A verbatim copy of every record is needed.
[MATERIAL SHOWN — start]
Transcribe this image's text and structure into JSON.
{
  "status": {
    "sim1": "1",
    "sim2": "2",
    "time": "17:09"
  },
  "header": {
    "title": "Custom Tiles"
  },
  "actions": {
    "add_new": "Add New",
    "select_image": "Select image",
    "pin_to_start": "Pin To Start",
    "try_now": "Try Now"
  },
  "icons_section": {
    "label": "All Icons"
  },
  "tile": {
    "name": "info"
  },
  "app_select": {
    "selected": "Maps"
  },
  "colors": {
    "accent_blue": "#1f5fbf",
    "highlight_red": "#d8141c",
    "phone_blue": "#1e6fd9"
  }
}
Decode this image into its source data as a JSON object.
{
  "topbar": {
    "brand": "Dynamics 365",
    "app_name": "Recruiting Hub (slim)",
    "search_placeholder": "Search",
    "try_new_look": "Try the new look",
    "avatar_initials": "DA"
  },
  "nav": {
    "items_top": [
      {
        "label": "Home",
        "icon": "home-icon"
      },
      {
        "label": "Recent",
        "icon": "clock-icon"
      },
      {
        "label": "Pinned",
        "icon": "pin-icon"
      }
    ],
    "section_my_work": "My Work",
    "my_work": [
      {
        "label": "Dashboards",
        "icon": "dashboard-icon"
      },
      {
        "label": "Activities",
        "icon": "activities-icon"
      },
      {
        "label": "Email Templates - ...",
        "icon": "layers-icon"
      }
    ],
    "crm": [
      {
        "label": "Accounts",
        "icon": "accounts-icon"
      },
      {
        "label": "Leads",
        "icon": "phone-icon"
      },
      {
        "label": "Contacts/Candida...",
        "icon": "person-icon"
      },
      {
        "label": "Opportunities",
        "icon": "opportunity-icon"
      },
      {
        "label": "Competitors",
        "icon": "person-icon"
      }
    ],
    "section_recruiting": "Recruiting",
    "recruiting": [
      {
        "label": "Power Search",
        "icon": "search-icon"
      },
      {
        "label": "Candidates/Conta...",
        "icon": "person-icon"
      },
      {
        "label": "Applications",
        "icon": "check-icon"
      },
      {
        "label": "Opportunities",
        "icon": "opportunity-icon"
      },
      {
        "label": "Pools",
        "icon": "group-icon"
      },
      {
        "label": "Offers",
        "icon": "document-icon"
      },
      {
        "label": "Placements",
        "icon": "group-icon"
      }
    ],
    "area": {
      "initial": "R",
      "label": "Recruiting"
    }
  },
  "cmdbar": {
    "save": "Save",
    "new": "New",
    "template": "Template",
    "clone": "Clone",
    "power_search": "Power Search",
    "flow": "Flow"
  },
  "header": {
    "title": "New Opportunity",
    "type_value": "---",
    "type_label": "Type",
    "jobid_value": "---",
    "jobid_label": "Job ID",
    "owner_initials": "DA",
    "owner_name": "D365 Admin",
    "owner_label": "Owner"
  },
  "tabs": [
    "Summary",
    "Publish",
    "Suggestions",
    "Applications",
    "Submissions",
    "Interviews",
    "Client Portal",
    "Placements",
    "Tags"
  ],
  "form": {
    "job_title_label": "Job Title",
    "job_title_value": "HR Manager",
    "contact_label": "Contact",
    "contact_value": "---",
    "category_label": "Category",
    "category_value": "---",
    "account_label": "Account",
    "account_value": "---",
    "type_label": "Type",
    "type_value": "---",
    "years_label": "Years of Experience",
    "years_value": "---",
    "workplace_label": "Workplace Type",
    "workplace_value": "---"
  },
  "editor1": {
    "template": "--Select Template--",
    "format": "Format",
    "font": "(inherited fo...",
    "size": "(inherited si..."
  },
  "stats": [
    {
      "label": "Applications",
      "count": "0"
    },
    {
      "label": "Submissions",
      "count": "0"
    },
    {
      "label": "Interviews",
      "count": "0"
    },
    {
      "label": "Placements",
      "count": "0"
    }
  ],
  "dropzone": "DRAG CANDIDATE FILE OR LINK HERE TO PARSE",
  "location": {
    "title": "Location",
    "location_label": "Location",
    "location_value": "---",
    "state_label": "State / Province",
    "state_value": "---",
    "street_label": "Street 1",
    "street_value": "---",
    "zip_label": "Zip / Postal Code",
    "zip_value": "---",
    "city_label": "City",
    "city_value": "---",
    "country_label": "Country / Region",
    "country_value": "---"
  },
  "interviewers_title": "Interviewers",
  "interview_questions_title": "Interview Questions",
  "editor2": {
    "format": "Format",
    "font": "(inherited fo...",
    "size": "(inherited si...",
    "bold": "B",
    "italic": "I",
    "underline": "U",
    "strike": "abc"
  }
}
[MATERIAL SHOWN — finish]
> _THE ANSWER_
Transcribe this image's text and structure into JSON.
{
  "status": {
    "sim1": "1",
    "sim2": "2",
    "time": "17:09"
  },
  "header": {
    "title": "Custom Tiles"
  },
  "actions": {
    "add_new": "Add New",
    "select_image": "Select image",
    "pin_to_start": "Pin To Start",
    "try_now": "Try Now"
  },
  "icons_section": {
    "label": "All Icons"
  },
  "tile": {
    "name": "info"
  },
  "app_select": {
    "selected": "Maps"
  },
  "colors": {
    "accent_blue": "#1f5fbf",
    "highlight_red": "#d8141c",
    "phone_blue": "#1e6fd9"
  }
}
Decode this image into its source data as a JSON object.
{
  "topbar": {
    "brand": "Dynamics 365",
    "app_name": "Recruiting Hub (slim)",
    "search_placeholder": "Search",
    "try_new_look": "Try the new look",
    "avatar_initials": "DA"
  },
  "nav": {
    "items_top": [
      {
        "label": "Home",
        "icon": "home-icon"
      },
      {
        "label": "Recent",
        "icon": "clock-icon"
      },
      {
        "label": "Pinned",
        "icon": "pin-icon"
      }
    ],
    "section_my_work": "My Work",
    "my_work": [
      {
        "label": "Dashboards",
        "icon": "dashboard-icon"
      },
      {
        "label": "Activities",
        "icon": "activities-icon"
      },
      {
        "label": "Email Templates - ...",
        "icon": "layers-icon"
      }
    ],
    "crm": [
      {
        "label": "Accounts",
        "icon": "accounts-icon"
      },
      {
        "label": "Leads",
        "icon": "phone-icon"
      },
      {
        "label": "Contacts/Candida...",
        "icon": "person-icon"
      },
      {
        "label": "Opportunities",
        "icon": "opportunity-icon"
      },
      {
        "label": "Competitors",
        "icon": "person-icon"
      }
    ],
    "section_recruiting": "Recruiting",
    "recruiting": [
      {
        "label": "Power Search",
        "icon": "search-icon"
      },
      {
        "label": "Candidates/Conta...",
        "icon": "person-icon"
      },
      {
        "label": "Applications",
        "icon": "check-icon"
      },
      {
        "label": "Opportunities",
        "icon": "opportunity-icon"
      },
      {
        "label": "Pools",
        "icon": "group-icon"
      },
      {
        "label": "Offers",
        "icon": "document-icon"
      },
      {
        "label": "Placements",
        "icon": "group-icon"
      }
    ],
    "area": {
      "initial": "R",
      "label": "Recruiting"
    }
  },
  "cmdbar": {
    "save": "Save",
    "new": "New",
    "template": "Template",
    "clone": "Clone",
    "power_search": "Power Search",
    "flow": "Flow"
  },
  "header": {
    "title": "New Opportunity",
    "type_value": "---",
    "type_label": "Type",
    "jobid_value": "---",
    "jobid_label": "Job ID",
    "owner_initials": "DA",
    "owner_name": "D365 Admin",
    "owner_label": "Owner"
  },
  "tabs": [
    "Summary",
    "Publish",
    "Suggestions",
    "Applications",
    "Submissions",
    "Interviews",
    "Client Portal",
    "Placements",
    "Tags"
  ],
  "form": {
    "job_title_label": "Job Title",
    "job_title_value": "HR Manager",
    "contact_label": "Contact",
    "contact_value": "---",
    "category_label": "Category",
    "category_value": "---",
    "account_label": "Account",
    "account_value": "---",
    "type_label": "Type",
    "type_value": "---",
    "years_label": "Years of Experience",
    "years_value": "---",
    "workplace_label": "Workplace Type",
    "workplace_value": "---"
  },
  "editor1": {
    "template": "--Select Template--",
    "format": "Format",
    "font": "(inherited fo...",
    "size": "(inherited si..."
  },
  "stats": [
    {
      "label": "Applications",
      "count": "0"
    },
    {
      "label": "Submissions",
      "count": "0"
    },
    {
      "label": "Interviews",
      "count": "0"
    },
    {
      "label": "Placements",
      "count": "0"
    }
  ],
  "dropzone": "DRAG CANDIDATE FILE OR LINK HERE TO PARSE",
  "location": {
    "title": "Location",
    "location_label": "Location",
    "location_value": "---",
    "state_label": "State / Province",
    "state_value": "---",
    "street_label": "Street 1",
    "street_value": "---",
    "zip_label": "Zip / Postal Code",
    "zip_value": "---",
    "city_label": "City",
    "city_value": "---",
    "country_label": "Country / Region",
    "country_value": "---"
  },
  "interviewers_title": "Interviewers",
  "interview_questions_title": "Interview Questions",
  "editor2": {
    "format": "Format",
    "font": "(inherited fo...",
    "size": "(inherited si...",
    "bold": "B",
    "italic": "I",
    "underline": "U",
    "strike": "abc"
  }
}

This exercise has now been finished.